- _Work item_: The whole listing below should be output again, word for word.

- _Provided entries_:
------------------------

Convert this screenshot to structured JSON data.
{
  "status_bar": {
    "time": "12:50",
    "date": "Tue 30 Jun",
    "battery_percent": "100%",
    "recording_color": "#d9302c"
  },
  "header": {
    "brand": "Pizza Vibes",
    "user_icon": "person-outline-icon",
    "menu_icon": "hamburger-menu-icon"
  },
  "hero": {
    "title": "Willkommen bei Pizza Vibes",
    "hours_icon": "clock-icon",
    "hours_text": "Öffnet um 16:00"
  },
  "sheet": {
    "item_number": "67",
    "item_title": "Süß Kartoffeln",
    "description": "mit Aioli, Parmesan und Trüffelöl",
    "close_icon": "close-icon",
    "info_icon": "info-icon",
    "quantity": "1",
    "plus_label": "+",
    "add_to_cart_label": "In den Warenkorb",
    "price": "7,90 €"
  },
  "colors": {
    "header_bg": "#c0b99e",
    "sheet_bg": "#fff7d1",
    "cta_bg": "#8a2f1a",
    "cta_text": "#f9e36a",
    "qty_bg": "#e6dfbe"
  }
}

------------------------

- _Answer to the exercise_:
Convert this screenshot to structured JSON data.
{
  "status_bar": {
    "time": "12:50",
    "date": "Tue 30 Jun",
    "battery_percent": "100%",
    "recording_color": "#d9302c"
  },
  "header": {
    "brand": "Pizza Vibes",
    "user_icon": "person-outline-icon",
    "menu_icon": "hamburger-menu-icon"
  },
  "hero": {
    "title": "Willkommen bei Pizza Vibes",
    "hours_icon": "clock-icon",
    "hours_text": "Öffnet um 16:00"
  },
  "sheet": {
    "item_number": "67",
    "item_title": "Süß Kartoffeln",
    "description": "mit Aioli, Parmesan und Trüffelöl",
    "close_icon": "close-icon",
    "info_icon": "info-icon",
    "quantity": "1",
    "plus_label": "+",
    "add_to_cart_label": "In den Warenkorb",
    "price": "7,90 €"
  },
  "colors": {
    "header_bg": "#c0b99e",
    "sheet_bg": "#fff7d1",
    "cta_bg": "#8a2f1a",
    "cta_text": "#f9e36a",
    "qty_bg": "#e6dfbe"
  }
}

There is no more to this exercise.